---------- Records provided ----------

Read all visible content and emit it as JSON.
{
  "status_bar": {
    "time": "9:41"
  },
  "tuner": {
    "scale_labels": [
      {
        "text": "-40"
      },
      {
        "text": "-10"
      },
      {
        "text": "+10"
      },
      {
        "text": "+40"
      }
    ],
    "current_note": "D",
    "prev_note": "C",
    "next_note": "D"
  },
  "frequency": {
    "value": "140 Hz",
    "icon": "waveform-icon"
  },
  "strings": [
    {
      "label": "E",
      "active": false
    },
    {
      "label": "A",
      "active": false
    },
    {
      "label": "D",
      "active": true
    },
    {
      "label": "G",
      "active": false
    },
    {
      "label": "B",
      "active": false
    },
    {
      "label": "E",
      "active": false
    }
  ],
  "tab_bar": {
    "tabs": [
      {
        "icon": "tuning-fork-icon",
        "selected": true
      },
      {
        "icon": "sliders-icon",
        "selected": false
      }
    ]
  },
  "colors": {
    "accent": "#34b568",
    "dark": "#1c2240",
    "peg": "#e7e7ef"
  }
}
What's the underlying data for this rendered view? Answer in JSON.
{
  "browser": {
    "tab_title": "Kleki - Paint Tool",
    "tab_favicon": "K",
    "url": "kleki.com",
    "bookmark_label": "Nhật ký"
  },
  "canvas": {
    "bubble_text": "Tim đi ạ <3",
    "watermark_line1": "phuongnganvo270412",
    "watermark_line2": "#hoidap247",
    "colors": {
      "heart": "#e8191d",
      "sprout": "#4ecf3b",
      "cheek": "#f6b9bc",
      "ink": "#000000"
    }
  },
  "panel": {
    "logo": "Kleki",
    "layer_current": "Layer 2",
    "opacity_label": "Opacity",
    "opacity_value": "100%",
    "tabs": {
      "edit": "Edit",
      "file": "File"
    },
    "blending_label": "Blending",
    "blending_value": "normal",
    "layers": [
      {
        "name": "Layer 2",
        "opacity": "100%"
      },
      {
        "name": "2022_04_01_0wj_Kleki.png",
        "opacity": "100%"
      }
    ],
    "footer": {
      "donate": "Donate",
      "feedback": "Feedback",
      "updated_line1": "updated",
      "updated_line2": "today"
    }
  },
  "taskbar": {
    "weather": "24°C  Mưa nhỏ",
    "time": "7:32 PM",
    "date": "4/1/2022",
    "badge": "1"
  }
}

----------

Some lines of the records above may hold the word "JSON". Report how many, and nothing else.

2